This film portrait of middle-aged, blind interpreter, Marian, explores his perceptions of living with disability. Kruk opens with his hand checking the time on a wristwatch. Before we first see his face with dark shades on, we are offered another shot of his fingers dialling a telephone number. His voice comes off the screen. We learn that he grew up in a home for the blind in Laski near Warsaw to later enter the life in the city where to earn his living he qualified as an interpreter.
In the next scene, Kruk’s camera observes Marian using his white stick, as he walks the city streets. A tapping sound accompanies each of his steps. His voice again plays off the screen here, informing the viewers how hard it is for him to imagine space and the distance from different objects.
Later, the camera accompanies Marian to a studio, where he works as an English translator. His assistant reads out written texts and he records his words on tapes. Afterwards, he goes ice-skating with his female friend and attends a house party, where we witness him discussing music from the perspective of a person who isn’t able to see.
To make him appear as a social player and someone who does his best to fit in, Kruk often presents Marian in the company of people. Though his off-screen narration emphasises feelings of isolation.
When we see Marian for the last time in Nowy Świat—one of the main streets in Warsaw—he seems to be an integral part of the street crowd. Although he confidently moves alongside other pedestrians, again here he highlights that his disability forms a serious social barrier which deep inside makes him feel lonely.

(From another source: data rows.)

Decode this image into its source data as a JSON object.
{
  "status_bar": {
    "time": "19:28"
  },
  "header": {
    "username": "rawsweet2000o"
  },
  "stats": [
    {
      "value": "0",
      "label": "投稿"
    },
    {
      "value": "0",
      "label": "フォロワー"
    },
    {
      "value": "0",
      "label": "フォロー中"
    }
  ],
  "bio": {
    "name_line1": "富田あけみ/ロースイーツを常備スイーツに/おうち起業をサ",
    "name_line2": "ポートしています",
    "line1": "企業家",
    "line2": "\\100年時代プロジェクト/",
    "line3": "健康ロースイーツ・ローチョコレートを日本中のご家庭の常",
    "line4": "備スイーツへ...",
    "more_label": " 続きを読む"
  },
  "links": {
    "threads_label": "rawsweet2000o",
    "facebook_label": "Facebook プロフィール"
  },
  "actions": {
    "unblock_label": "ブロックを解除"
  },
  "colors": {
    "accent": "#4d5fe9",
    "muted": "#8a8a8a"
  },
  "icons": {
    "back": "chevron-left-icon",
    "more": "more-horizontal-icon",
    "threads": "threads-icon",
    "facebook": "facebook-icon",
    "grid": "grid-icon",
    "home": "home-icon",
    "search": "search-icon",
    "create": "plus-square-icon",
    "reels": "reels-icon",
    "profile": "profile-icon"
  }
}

It is only the voices he hears that ‘tell him that there are people around him’.